> Website and app data records:
☆ ☆ ☆ ☆ ☆
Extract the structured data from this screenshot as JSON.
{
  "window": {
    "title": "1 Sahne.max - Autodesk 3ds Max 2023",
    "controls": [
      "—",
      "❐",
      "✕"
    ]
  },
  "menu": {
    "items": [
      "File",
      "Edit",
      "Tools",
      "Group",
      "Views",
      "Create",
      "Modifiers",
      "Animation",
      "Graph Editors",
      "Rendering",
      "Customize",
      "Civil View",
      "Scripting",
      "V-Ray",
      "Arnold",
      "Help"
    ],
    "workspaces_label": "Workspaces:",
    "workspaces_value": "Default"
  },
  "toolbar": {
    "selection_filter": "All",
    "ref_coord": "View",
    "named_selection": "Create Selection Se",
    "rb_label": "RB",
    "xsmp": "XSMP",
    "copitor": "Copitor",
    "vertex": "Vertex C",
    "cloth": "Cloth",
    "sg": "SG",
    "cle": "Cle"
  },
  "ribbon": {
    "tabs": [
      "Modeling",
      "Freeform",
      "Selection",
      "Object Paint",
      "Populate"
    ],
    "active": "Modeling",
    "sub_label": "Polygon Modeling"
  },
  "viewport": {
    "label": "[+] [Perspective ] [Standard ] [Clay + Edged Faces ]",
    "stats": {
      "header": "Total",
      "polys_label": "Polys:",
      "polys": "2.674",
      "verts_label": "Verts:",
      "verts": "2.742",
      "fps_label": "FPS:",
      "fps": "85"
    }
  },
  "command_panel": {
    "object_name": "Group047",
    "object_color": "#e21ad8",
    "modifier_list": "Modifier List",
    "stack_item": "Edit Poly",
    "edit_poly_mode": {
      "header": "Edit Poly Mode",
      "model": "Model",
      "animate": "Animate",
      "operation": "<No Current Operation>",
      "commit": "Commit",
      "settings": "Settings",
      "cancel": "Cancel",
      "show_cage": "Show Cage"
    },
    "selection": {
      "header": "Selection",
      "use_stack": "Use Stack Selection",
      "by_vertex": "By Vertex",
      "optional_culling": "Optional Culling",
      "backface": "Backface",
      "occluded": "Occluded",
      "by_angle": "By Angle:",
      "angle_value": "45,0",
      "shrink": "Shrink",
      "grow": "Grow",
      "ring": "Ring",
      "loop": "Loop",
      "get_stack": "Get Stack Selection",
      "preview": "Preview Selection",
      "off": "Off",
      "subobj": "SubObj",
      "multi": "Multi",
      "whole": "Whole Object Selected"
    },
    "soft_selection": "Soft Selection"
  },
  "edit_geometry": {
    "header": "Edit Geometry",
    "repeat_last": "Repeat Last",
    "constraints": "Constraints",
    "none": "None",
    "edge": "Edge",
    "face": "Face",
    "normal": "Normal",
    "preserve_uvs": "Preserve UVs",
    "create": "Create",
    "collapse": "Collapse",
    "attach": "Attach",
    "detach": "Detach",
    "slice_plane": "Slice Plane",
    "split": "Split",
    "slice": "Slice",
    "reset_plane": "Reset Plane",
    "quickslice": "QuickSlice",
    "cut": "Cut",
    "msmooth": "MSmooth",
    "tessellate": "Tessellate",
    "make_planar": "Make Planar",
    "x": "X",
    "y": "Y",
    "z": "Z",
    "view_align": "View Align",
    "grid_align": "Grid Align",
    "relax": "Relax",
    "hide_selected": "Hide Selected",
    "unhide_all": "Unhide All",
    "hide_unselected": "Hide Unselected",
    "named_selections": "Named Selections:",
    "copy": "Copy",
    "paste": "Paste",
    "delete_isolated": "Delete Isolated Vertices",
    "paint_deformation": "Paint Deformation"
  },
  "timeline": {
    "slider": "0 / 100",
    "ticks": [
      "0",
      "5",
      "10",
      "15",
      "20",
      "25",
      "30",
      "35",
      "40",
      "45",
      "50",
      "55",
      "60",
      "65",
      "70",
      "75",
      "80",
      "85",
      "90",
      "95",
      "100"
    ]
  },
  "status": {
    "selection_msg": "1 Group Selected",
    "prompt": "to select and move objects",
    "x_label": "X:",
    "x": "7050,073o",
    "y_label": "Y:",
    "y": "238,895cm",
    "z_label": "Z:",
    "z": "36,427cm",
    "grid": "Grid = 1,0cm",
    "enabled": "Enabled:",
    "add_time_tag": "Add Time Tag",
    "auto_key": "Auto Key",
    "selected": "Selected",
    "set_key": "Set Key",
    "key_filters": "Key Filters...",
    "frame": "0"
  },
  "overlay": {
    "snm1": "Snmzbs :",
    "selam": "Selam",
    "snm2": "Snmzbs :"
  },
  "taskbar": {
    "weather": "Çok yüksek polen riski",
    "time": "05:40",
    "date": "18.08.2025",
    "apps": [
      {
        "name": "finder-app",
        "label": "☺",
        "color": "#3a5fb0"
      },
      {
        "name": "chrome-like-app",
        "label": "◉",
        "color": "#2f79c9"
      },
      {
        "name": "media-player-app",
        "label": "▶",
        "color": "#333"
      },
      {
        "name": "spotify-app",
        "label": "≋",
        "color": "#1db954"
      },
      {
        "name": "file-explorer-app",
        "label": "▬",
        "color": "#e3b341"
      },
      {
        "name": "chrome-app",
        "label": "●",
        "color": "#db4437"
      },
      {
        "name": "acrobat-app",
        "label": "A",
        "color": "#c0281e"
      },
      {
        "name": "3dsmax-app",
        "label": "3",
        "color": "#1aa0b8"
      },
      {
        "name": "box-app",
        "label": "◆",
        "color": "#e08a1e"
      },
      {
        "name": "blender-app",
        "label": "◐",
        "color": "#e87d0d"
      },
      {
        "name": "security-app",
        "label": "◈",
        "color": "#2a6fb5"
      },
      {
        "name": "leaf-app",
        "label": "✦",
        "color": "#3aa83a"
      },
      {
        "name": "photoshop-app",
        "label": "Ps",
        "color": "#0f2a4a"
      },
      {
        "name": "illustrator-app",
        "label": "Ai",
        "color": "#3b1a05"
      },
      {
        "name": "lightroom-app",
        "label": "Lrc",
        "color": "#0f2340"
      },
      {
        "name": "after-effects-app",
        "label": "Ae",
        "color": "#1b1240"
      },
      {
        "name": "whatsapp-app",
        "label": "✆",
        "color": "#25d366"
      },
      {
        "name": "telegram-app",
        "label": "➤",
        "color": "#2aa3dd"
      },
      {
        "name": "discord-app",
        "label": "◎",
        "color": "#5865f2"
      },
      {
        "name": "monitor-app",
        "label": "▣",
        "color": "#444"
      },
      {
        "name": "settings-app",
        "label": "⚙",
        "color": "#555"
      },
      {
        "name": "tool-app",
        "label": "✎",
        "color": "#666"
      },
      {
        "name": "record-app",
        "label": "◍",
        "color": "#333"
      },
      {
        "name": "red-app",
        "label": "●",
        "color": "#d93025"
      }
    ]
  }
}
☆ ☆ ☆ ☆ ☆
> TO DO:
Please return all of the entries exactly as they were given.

> COMPLETED TASK:
Extract the structured data from this screenshot as JSON.
{
  "window": {
    "title": "1 Sahne.max - Autodesk 3ds Max 2023",
    "controls": [
      "—",
      "❐",
      "✕"
    ]
  },
  "menu": {
    "items": [
      "File",
      "Edit",
      "Tools",
      "Group",
      "Views",
      "Create",
      "Modifiers",
      "Animation",
      "Graph Editors",
      "Rendering",
      "Customize",
      "Civil View",
      "Scripting",
      "V-Ray",
      "Arnold",
      "Help"
    ],
    "workspaces_label": "Workspaces:",
    "workspaces_value": "Default"
  },
  "toolbar": {
    "selection_filter": "All",
    "ref_coord": "View",
    "named_selection": "Create Selection Se",
    "rb_label": "RB",
    "xsmp": "XSMP",
    "copitor": "Copitor",
    "vertex": "Vertex C",
    "cloth": "Cloth",
    "sg": "SG",
    "cle": "Cle"
  },
  "ribbon": {
    "tabs": [
      "Modeling",
      "Freeform",
      "Selection",
      "Object Paint",
      "Populate"
    ],
    "active": "Modeling",
    "sub_label": "Polygon Modeling"
  },
  "viewport": {
    "label": "[+] [Perspective ] [Standard ] [Clay + Edged Faces ]",
    "stats": {
      "header": "Total",
      "polys_label": "Polys:",
      "polys": "2.674",
      "verts_label": "Verts:",
      "verts": "2.742",
      "fps_label": "FPS:",
      "fps": "85"
    }
  },
  "command_panel": {
    "object_name": "Group047",
    "object_color": "#e21ad8",
    "modifier_list": "Modifier List",
    "stack_item": "Edit Poly",
    "edit_poly_mode": {
      "header": "Edit Poly Mode",
      "model": "Model",
      "animate": "Animate",
      "operation": "<No Current Operation>",
      "commit": "Commit",
      "settings": "Settings",
      "cancel": "Cancel",
      "show_cage": "Show Cage"
    },
    "selection": {
      "header": "Selection",
      "use_stack": "Use Stack Selection",
      "by_vertex": "By Vertex",
      "optional_culling": "Optional Culling",
      "backface": "Backface",
      "occluded": "Occluded",
      "by_angle": "By Angle:",
      "angle_value": "45,0",
      "shrink": "Shrink",
      "grow": "Grow",
      "ring": "Ring",
      "loop": "Loop",
      "get_stack": "Get Stack Selection",
      "preview": "Preview Selection",
      "off": "Off",
      "subobj": "SubObj",
      "multi": "Multi",
      "whole": "Whole Object Selected"
    },
    "soft_selection": "Soft Selection"
  },
  "edit_geometry": {
    "header": "Edit Geometry",
    "repeat_last": "Repeat Last",
    "constraints": "Constraints",
    "none": "None",
    "edge": "Edge",
    "face": "Face",
    "normal": "Normal",
    "preserve_uvs": "Preserve UVs",
    "create": "Create",
    "collapse": "Collapse",
    "attach": "Attach",
    "detach": "Detach",
    "slice_plane": "Slice Plane",
    "split": "Split",
    "slice": "Slice",
    "reset_plane": "Reset Plane",
    "quickslice": "QuickSlice",
    "cut": "Cut",
    "msmooth": "MSmooth",
    "tessellate": "Tessellate",
    "make_planar": "Make Planar",
    "x": "X",
    "y": "Y",
    "z": "Z",
    "view_align": "View Align",
    "grid_align": "Grid Align",
    "relax": "Relax",
    "hide_selected": "Hide Selected",
    "unhide_all": "Unhide All",
    "hide_unselected": "Hide Unselected",
    "named_selections": "Named Selections:",
    "copy": "Copy",
    "paste": "Paste",
    "delete_isolated": "Delete Isolated Vertices",
    "paint_deformation": "Paint Deformation"
  },
  "timeline": {
    "slider": "0 / 100",
    "ticks": [
      "0",
      "5",
      "10",
      "15",
      "20",
      "25",
      "30",
      "35",
      "40",
      "45",
      "50",
      "55",
      "60",
      "65",
      "70",
      "75",
      "80",
      "85",
      "90",
      "95",
      "100"
    ]
  },
  "status": {
    "selection_msg": "1 Group Selected",
    "prompt": "to select and move objects",
    "x_label": "X:",
    "x": "7050,073o",
    "y_label": "Y:",
    "y": "238,895cm",
    "z_label": "Z:",
    "z": "36,427cm",
    "grid": "Grid = 1,0cm",
    "enabled": "Enabled:",
    "add_time_tag": "Add Time Tag",
    "auto_key": "Auto Key",
    "selected": "Selected",
    "set_key": "Set Key",
    "key_filters": "Key Filters...",
    "frame": "0"
  },
  "overlay": {
    "snm1": "Snmzbs :",
    "selam": "Selam",
    "snm2": "Snmzbs :"
  },
  "taskbar": {
    "weather": "Çok yüksek polen riski",
    "time": "05:40",
    "date": "18.08.2025",
    "apps": [
      {
        "name": "finder-app",
        "label": "☺",
        "color": "#3a5fb0"
      },
      {
        "name": "chrome-like-app",
        "label": "◉",
        "color": "#2f79c9"
      },
      {
        "name": "media-player-app",
        "label": "▶",
        "color": "#333"
      },
      {
        "name": "spotify-app",
        "label": "≋",
        "color": "#1db954"
      },
      {
        "name": "file-explorer-app",
        "label": "▬",
        "color": "#e3b341"
      },
      {
        "name": "chrome-app",
        "label": "●",
        "color": "#db4437"
      },
      {
        "name": "acrobat-app",
        "label": "A",
        "color": "#c0281e"
      },
      {
        "name": "3dsmax-app",
        "label": "3",
        "color": "#1aa0b8"
      },
      {
        "name": "box-app",
        "label": "◆",
        "color": "#e08a1e"
      },
      {
        "name": "blender-app",
        "label": "◐",
        "color": "#e87d0d"
      },
      {
        "name": "security-app",
        "label": "◈",
        "color": "#2a6fb5"
      },
      {
        "name": "leaf-app",
        "label": "✦",
        "color": "#3aa83a"
      },
      {
        "name": "photoshop-app",
        "label": "Ps",
        "color": "#0f2a4a"
      },
      {
        "name": "illustrator-app",
        "label": "Ai",
        "color": "#3b1a05"
      },
      {
        "name": "lightroom-app",
        "label": "Lrc",
        "color": "#0f2340"
      },
      {
        "name": "after-effects-app",
        "label": "Ae",
        "color": "#1b1240"
      },
      {
        "name": "whatsapp-app",
        "label": "✆",
        "color": "#25d366"
      },
      {
        "name": "telegram-app",
        "label": "➤",
        "color": "#2aa3dd"
      },
      {
        "name": "discord-app",
        "label": "◎",
        "color": "#5865f2"
      },
      {
        "name": "monitor-app",
        "label": "▣",
        "color": "#444"
      },
      {
        "name": "settings-app",
        "label": "⚙",
        "color": "#555"
      },
      {
        "name": "tool-app",
        "label": "✎",
        "color": "#666"
      },
      {
        "name": "record-app",
        "label": "◍",
        "color": "#333"
      },
      {
        "name": "red-app",
        "label": "●",
        "color": "#d93025"
      }
    ]
  }
}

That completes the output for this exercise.